The continuing threat of naval mines has led the U.S. navy to plan some shock tests using five ton underwater bombs and a 25,000 ton amphibious ship. Four bombs will be used, and the ship will be equipped with sensors to register the strength of the shock wave on the ships hull, and what stress the shock wave imparts. The ship will be far enough away to prevent any damage, but close enough so that scientists can get an accurate idea of what kind of explosives, what distance away, will do what kind of damage. The purpose of the tests is to measure the impact of bottom mines.  The most dangerous, and common, naval mines are bottom mines. There are so named because they line on the ocean bottom in shallow coastal waters. Using various passive (they don't emit any signals) sensors to detect ships overhead, the mines detonate, sending a shock wave up to sink or severely damage the ship. If it's a small, or poorly constructed, ship, the shockwave will cause enough damage to open the hull and sink it. Otherwise, varying amounts of damage will be done. This will range from shaking the engine enough to shut it down, damaging electronic and other equipment, throwing crew members about and injuring them and causing minor leaks in the hull. The four bomb tests will give naval architects a better idea of how to change their construction techniques to minimize damage from bottom mines.


Article Archive

Surface Forces : Current 2022 2021 2020 2019 2018 2017 2016 2015 2014 2013 2012 2011 2010 2009 2008 2007 2006 2005 2004 2003 2002 2000 1999 



Help Keep Us Soaring

We need your help! Our subscription base has slowly been dwindling. We need your help in reversing that trend. We would like to add 20 new subscribers this month.

Each month we count on your subscriptions or contributions. You can support us in the following ways:

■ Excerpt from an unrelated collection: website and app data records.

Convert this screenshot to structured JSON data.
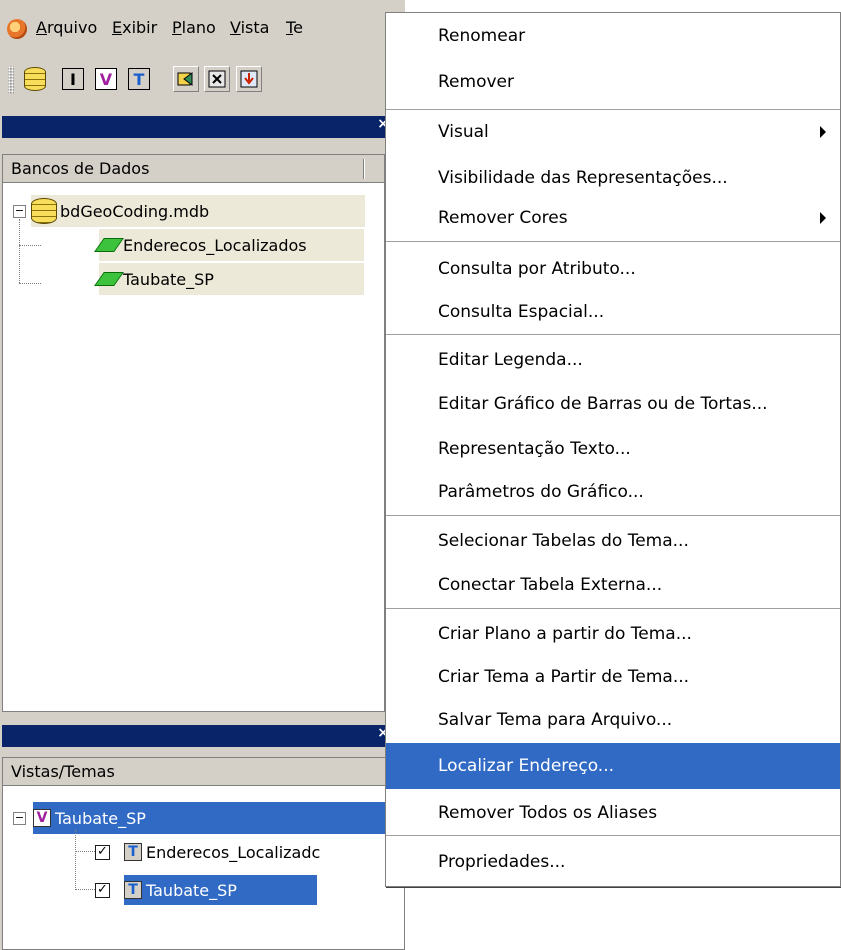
{
  "menubar": {
    "items": [
      "Arquivo",
      "Exibir",
      "Plano",
      "Vista",
      "Te"
    ],
    "mnemonics": [
      "A",
      "E",
      "P",
      "V",
      "T"
    ]
  },
  "toolbar": {
    "buttons": [
      {
        "name": "database-icon",
        "label": ""
      },
      {
        "name": "info-letter-icon",
        "label": "I"
      },
      {
        "name": "view-letter-icon",
        "label": "V"
      },
      {
        "name": "theme-letter-icon",
        "label": "T"
      },
      {
        "name": "tool-1-icon",
        "label": ""
      },
      {
        "name": "tool-2-icon",
        "label": ""
      },
      {
        "name": "tool-3-icon",
        "label": ""
      }
    ]
  },
  "databases": {
    "header": "Bancos de Dados",
    "db_name": "bdGeoCoding.mdb",
    "layers": [
      "Enderecos_Localizados",
      "Taubate_SP"
    ]
  },
  "views": {
    "header": "Vistas/Temas",
    "view_name": "Taubate_SP",
    "themes": [
      {
        "label": "Enderecos_Localizados",
        "checked": true,
        "visible_text": "Enderecos_Localizadc"
      },
      {
        "label": "Taubate_SP",
        "checked": true
      }
    ]
  },
  "context_menu": {
    "items": [
      {
        "label": "Renomear"
      },
      {
        "label": "Remover"
      },
      {
        "label": "Visual",
        "submenu": true
      },
      {
        "label": "Visibilidade das Representações..."
      },
      {
        "label": "Remover Cores",
        "submenu": true
      },
      {
        "label": "Consulta por Atributo..."
      },
      {
        "label": "Consulta Espacial..."
      },
      {
        "label": "Editar Legenda..."
      },
      {
        "label": "Editar Gráfico de Barras ou de Tortas..."
      },
      {
        "label": "Representação Texto..."
      },
      {
        "label": "Parâmetros do Gráfico..."
      },
      {
        "label": "Selecionar Tabelas do Tema..."
      },
      {
        "label": "Conectar Tabela Externa..."
      },
      {
        "label": "Criar Plano a partir do Tema..."
      },
      {
        "label": "Criar Tema a Partir de Tema..."
      },
      {
        "label": "Salvar Tema para Arquivo..."
      },
      {
        "label": "Localizar Endereço...",
        "highlighted": true
      },
      {
        "label": "Remover Todos os Aliases"
      },
      {
        "label": "Propriedades..."
      }
    ]
  },
  "colors": {
    "selection": "#316ac5",
    "titlebar": "#0a246a",
    "face": "#d4d0c8"
  }
}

  1. Make sure you spread the word about us. Two ways to do that are to like us on Facebook and follow us on Twitter.
  2. Subscribe to our daily newsletter. We’ll send the news to your email box, and you don’t have to come to the site unless you want to read columns or see photos.
  3. You can contribute to the health of StrategyPage. A contribution is not a donation that you can deduct at tax time, but a form of crowdfunding. We store none of your information when you contribute..
Subscribe   Contribute   Close